Here is my response:

God’s love is not only for the perfect, for the unblemished, the strong; it is also for the unfaithful, the complaining, the weak and the wayward. God’s love tests us, and even though enemies surround us,  love holds all of it- the dust, the dark, the songs, the cries, the joy, the sorrow.

The art I am currently making features  roses expressively drawn in ink. My recent work has become a sort of testimony to  my negotiating life with a disability – a complex form of PTSD.  There are many times when I wish I could be free of this complication so I might be more successful in life professionally and relationally. But the irony is I would not be facing pain if I did not love. The reality is, that for all of us, life to some degree or another is a mixed bag of hurt and happiness, freedom and burden and for us to try and separate our experience into the good and the bad, the ugly and the beautiful, leaves us outside of what love is supposed to do: hold our earthly experience tenderly and boldly so that life is complete.

This picture illustrates the swirl, confusion and beauty in which we humans find ourselves within our lived experience.  I chose this picture because I can see in it the roots, branches, and flower of God’s promise of healing in Hosea 14: 4-8.  Sometimes the image appears to be the mark of a tear in the dust; or it could be a tree pushing upwards even though twisted and hindered with roots deep in the ground. Light is present, sometimes brightly, sometimes murkily, but from within the dark there emerges the perennial symbol of the presence of love.


“the complex relationship between ethics and aesthetics” 30×22″ 2015
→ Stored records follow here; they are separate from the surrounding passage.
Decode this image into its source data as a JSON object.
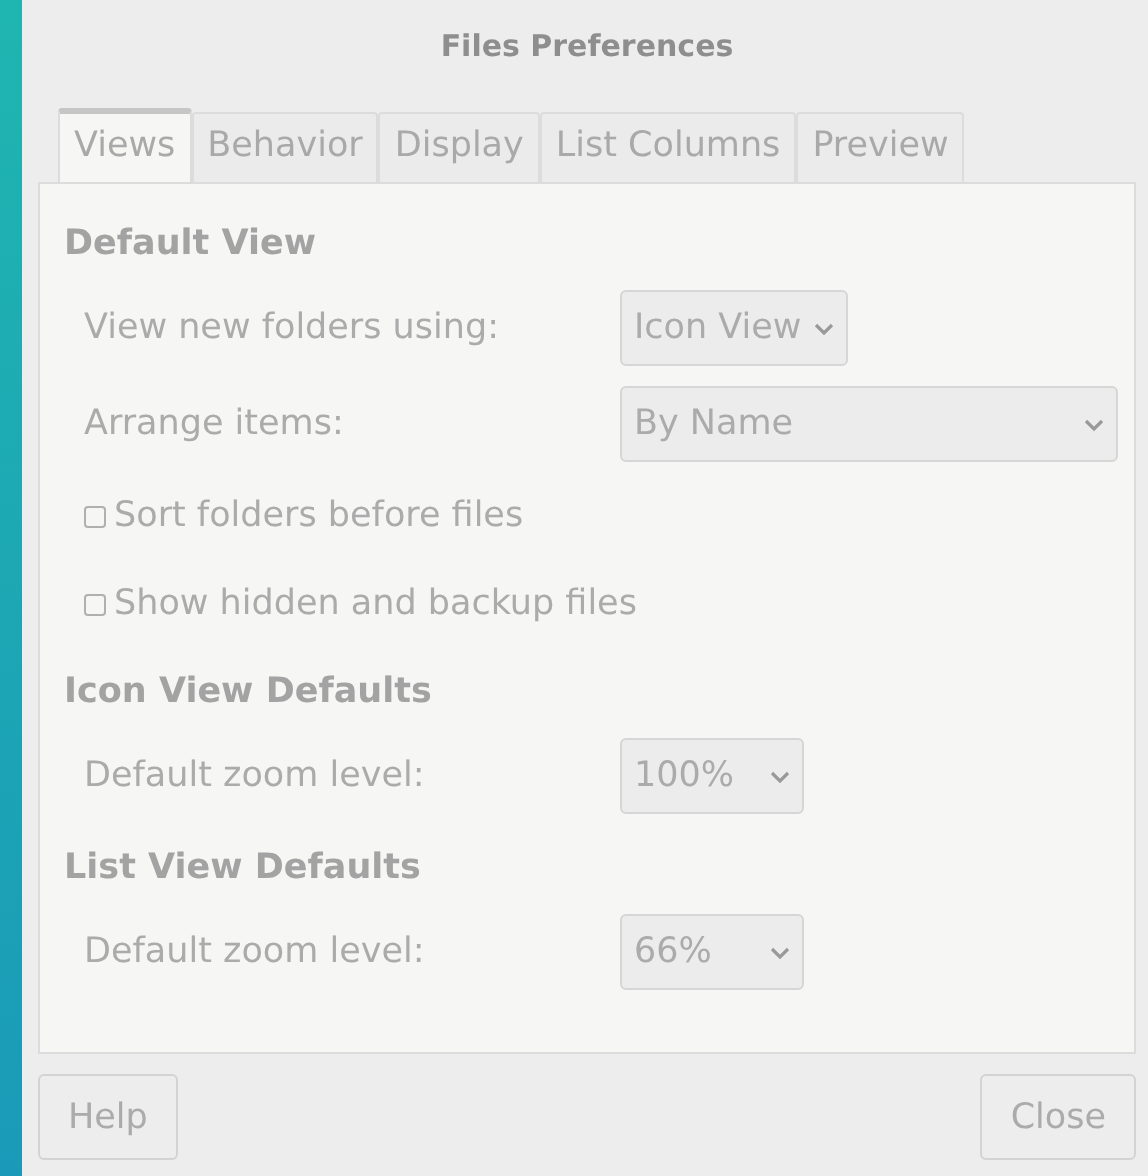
{
  "window": {
    "title": "Files Preferences"
  },
  "tabs": [
    {
      "label": "Views",
      "selected": true
    },
    {
      "label": "Behavior",
      "selected": false
    },
    {
      "label": "Display",
      "selected": false
    },
    {
      "label": "List Columns",
      "selected": false
    },
    {
      "label": "Preview",
      "selected": false
    }
  ],
  "sections": [
    {
      "heading": "Default View",
      "rows": [
        {
          "kind": "combo",
          "label": "View new folders using:",
          "value": "Icon View"
        },
        {
          "kind": "wide_combo",
          "label": "Arrange items:",
          "value": "By Name"
        },
        {
          "kind": "checkbox",
          "label": "Sort folders before files",
          "checked": false
        },
        {
          "kind": "checkbox",
          "label": "Show hidden and backup files",
          "checked": false
        }
      ]
    },
    {
      "heading": "Icon View Defaults",
      "rows": [
        {
          "kind": "combo",
          "label": "Default zoom level:",
          "value": "100%"
        }
      ]
    },
    {
      "heading": "List View Defaults",
      "rows": [
        {
          "kind": "combo",
          "label": "Default zoom level:",
          "value": "66%"
        }
      ]
    }
  ],
  "buttons": [
    "Help",
    "Close"
  ]
}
Having had my so much of my world view informed by listening to Australia’s public broadcaster, the ABC, I cannot say how much it means to have a written piece published in the Religion and Ethics Report. The article Art and the Nature of Good and Evil  is an expansion of a talk I originally gave in concert with my first solo exhibition The Other Side of War.